Peritoneal dialysis is the process of using the patients' own peritoneum which is the semi-permeable membrane that lines the patients' abdominal cavity to filter out the waste in the blood.
This procedure is performed by taking a sterile and warmed fluid know as the dialysate which is introduced via a surgically installed, permanent catheter into the peritoneum where the fluid is allowed to remain for a defined period of time (4 to 6 hours). The dialysate contains a sugar called dextrose that helps pull fluid from the blood through the peritoneum into the abdominal cavity. The waste and extra fluid leaves your body when the dialysate is drained from your body back into the delivery system. Once this process is complete fresh dialysate is reintroduced into the abdomen, and the process repeats.
There are different types of peritoneal dialysis. These include continuous ambulatory dialysis (CAPD), continuous cycler-assited peritoneal dialysis (CCPD) and manual intermittent peritoneal dialysis (IPD)
Continuous ambulatory dialysis (CAPD) allows individuals a degree of freedom and control over their care as this method does not require the use of machines or assistance from the dialysis centers.
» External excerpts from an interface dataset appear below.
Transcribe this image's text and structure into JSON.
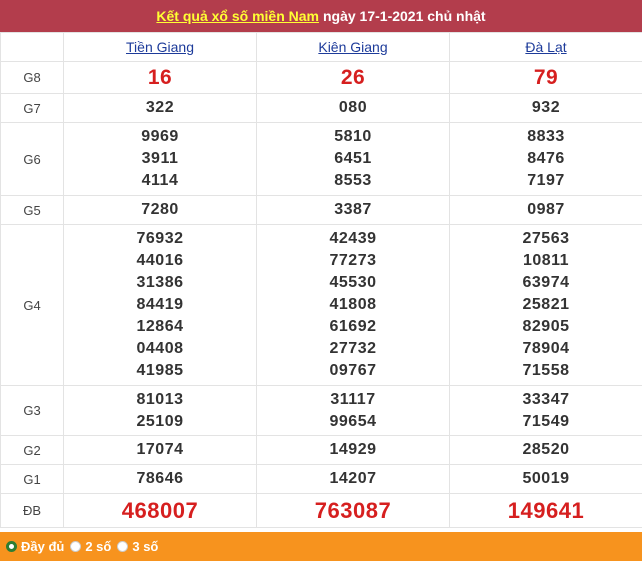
{
  "header": {
    "link_text": "Kết quả xổ số miền Nam",
    "rest_text": "ngày 17-1-2021 chủ nhật"
  },
  "provinces": [
    "Tiền Giang",
    "Kiên Giang",
    "Đà Lạt"
  ],
  "rows": [
    {
      "label": "G8",
      "values": [
        [
          "16"
        ],
        [
          "26"
        ],
        [
          "79"
        ]
      ]
    },
    {
      "label": "G7",
      "values": [
        [
          "322"
        ],
        [
          "080"
        ],
        [
          "932"
        ]
      ]
    },
    {
      "label": "G6",
      "values": [
        [
          "9969",
          "3911",
          "4114"
        ],
        [
          "5810",
          "6451",
          "8553"
        ],
        [
          "8833",
          "8476",
          "7197"
        ]
      ]
    },
    {
      "label": "G5",
      "values": [
        [
          "7280"
        ],
        [
          "3387"
        ],
        [
          "0987"
        ]
      ]
    },
    {
      "label": "G4",
      "values": [
        [
          "76932",
          "44016",
          "31386",
          "84419",
          "12864",
          "04408",
          "41985"
        ],
        [
          "42439",
          "77273",
          "45530",
          "41808",
          "61692",
          "27732",
          "09767"
        ],
        [
          "27563",
          "10811",
          "63974",
          "25821",
          "82905",
          "78904",
          "71558"
        ]
      ]
    },
    {
      "label": "G3",
      "values": [
        [
          "81013",
          "25109"
        ],
        [
          "31117",
          "99654"
        ],
        [
          "33347",
          "71549"
        ]
      ]
    },
    {
      "label": "G2",
      "values": [
        [
          "17074"
        ],
        [
          "14929"
        ],
        [
          "28520"
        ]
      ]
    },
    {
      "label": "G1",
      "values": [
        [
          "78646"
        ],
        [
          "14207"
        ],
        [
          "50019"
        ]
      ]
    },
    {
      "label": "ĐB",
      "values": [
        [
          "468007"
        ],
        [
          "763087"
        ],
        [
          "149641"
        ]
      ]
    }
  ],
  "footer": {
    "options": [
      {
        "label": "Đầy đủ",
        "selected": true
      },
      {
        "label": "2 số",
        "selected": false
      },
      {
        "label": "3 số",
        "selected": false
      }
    ]
  },
  "colors": {
    "header_bg": "#b33d4c",
    "header_link": "#ffff33",
    "province_link": "#1d3b9a",
    "prize_red": "#d61f1f",
    "footer_bg": "#f7931e"
  }
}
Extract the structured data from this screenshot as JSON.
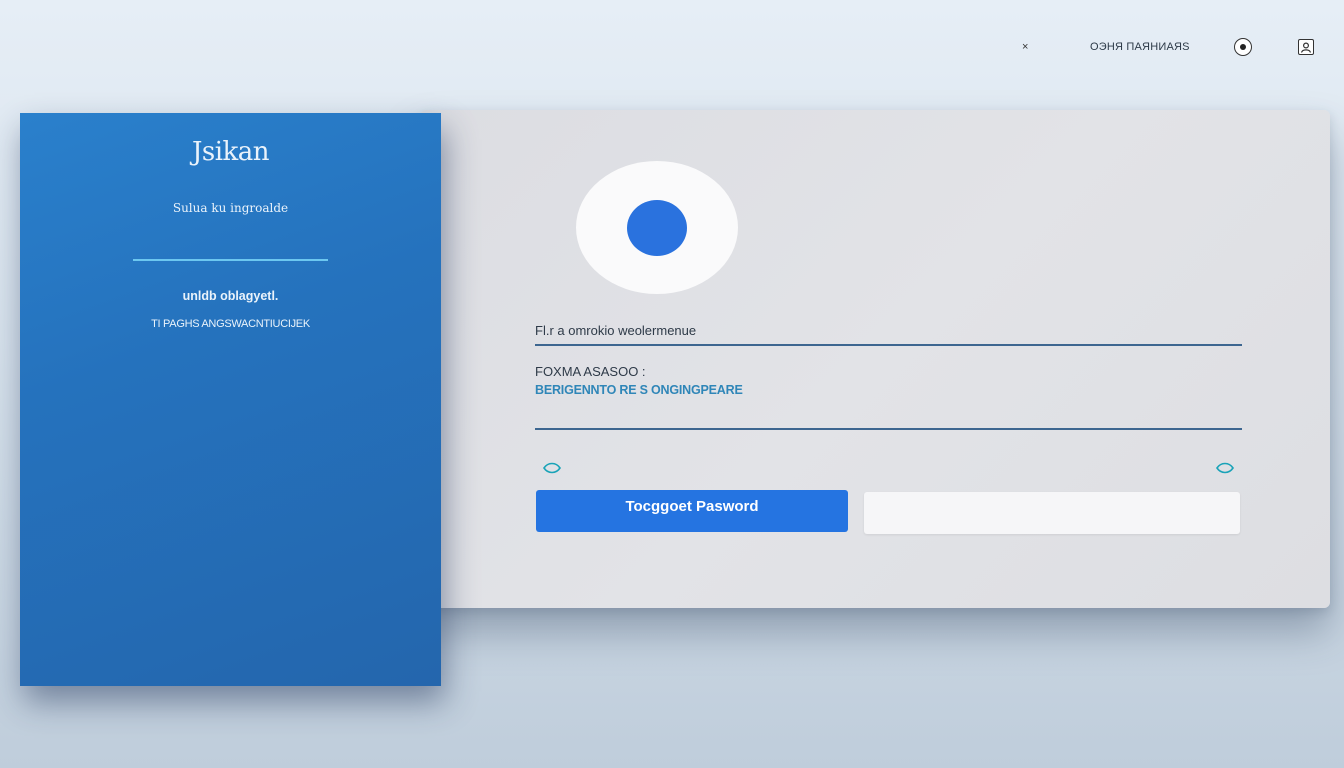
{
  "topbar": {
    "close_glyph": "×",
    "label": "ОЭНЯ ПАЯНИАЯS",
    "icons": [
      "close-icon",
      "record-icon",
      "user-icon"
    ]
  },
  "left_panel": {
    "title": "Jsikan",
    "subtitle": "Sulua ku ingroalde",
    "heading": "unldb oblagyetl.",
    "subtext": "TI PAGHS ANGSWACNTIUCIJEK",
    "background_color": "#2572bd",
    "divider_color": "#6cc7f0"
  },
  "form": {
    "field1_label": "Fl.r a omrokio weolermenue",
    "field2_label": "FOXMA ASASOO :",
    "field2_hint": "BERIGENNTO RE S ONGINGPEARE",
    "primary_button": "Tocggoet Pasword",
    "secondary_button": "",
    "accent_color": "#2574e1",
    "line_color": "#3d6690"
  }
}
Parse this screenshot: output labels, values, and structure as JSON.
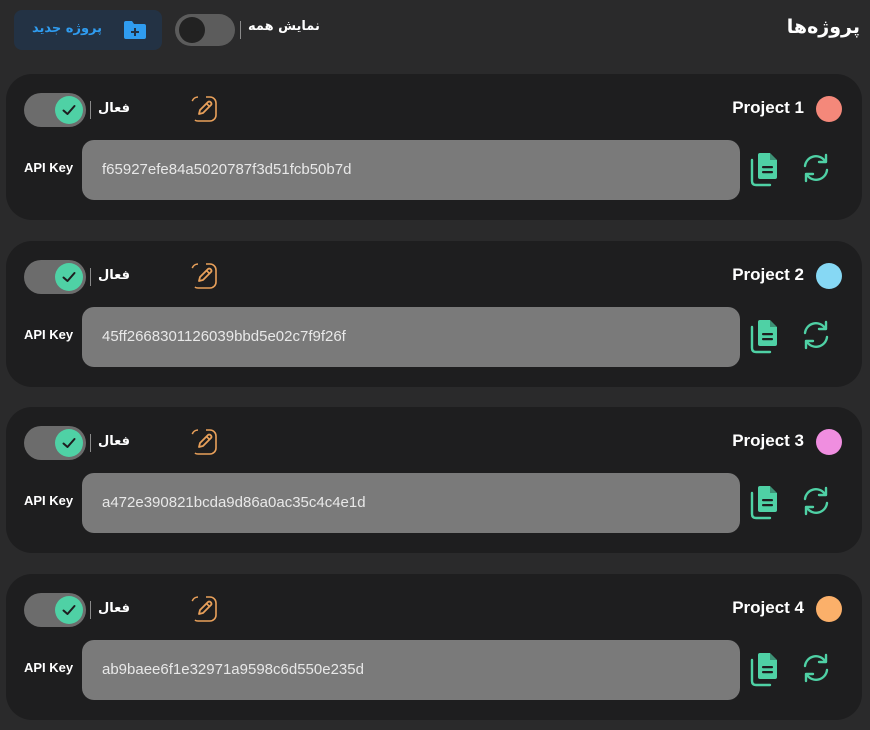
{
  "header": {
    "title": "پروژه‌ها",
    "show_all_label": "نمایش همه",
    "show_all_on": false,
    "new_project_label": "پروژه جدید",
    "new_project_icon": "folder-plus-icon"
  },
  "colors": {
    "background": "#2a2a2b",
    "card": "#1e1e1f",
    "accent": "#4fd1a5",
    "edit": "#e8a05a",
    "button_text": "#2f9cf0"
  },
  "projects": [
    {
      "name": "Project 1",
      "color": "#f4887a",
      "active_label": "فعال",
      "active": true,
      "api_key_label": "API Key",
      "api_key": "f65927efe84a5020787f3d51fcb50b7d"
    },
    {
      "name": "Project 2",
      "color": "#86d8f4",
      "active_label": "فعال",
      "active": true,
      "api_key_label": "API Key",
      "api_key": "45ff2668301126039bbd5e02c7f9f26f"
    },
    {
      "name": "Project 3",
      "color": "#f08ee0",
      "active_label": "فعال",
      "active": true,
      "api_key_label": "API Key",
      "api_key": "a472e390821bcda9d86a0ac35c4c4e1d"
    },
    {
      "name": "Project 4",
      "color": "#fbb06a",
      "active_label": "فعال",
      "active": true,
      "api_key_label": "API Key",
      "api_key": "ab9baee6f1e32971a9598c6d550e235d"
    }
  ]
}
Continuous Cycler-Assisted Peritoneal Dialysis (CCPD) uses an automatic cycler that provides three to five exchanges of dialysate per night while the patient is sleeping, sort of like CAPD but with exchanges at night, not during the day.
Manual Intermittent peritoneal dialysis (IPD) is much like CCPD, however it is usually performed in a hospital. The treatment time may last as long as 24 hours and are done several times a week. IPD is rarely performed anymore.
Your doctor will explain more to you about these options and will advise you as to the method most appropriate for your care and treatment. Infection is the most common problem for patients on peritoneal dialysis. It is important that you work with your healthcare team so that you know how to keep your catheter bacteria-free to avoid an infection of your peritoneum, a condition called peritonitis.
Some of the steps you can take to minimize the chances of infection are:
- Wash your hands every time you handle your catheter.
- Check each bag of solution you use for any signs of contamination.
- Do your exchanges in areas that are clean, dry and well-lit.
- Clean the exit site with antiseptic every day.
- Store your supplies in a cool, dry and clean place.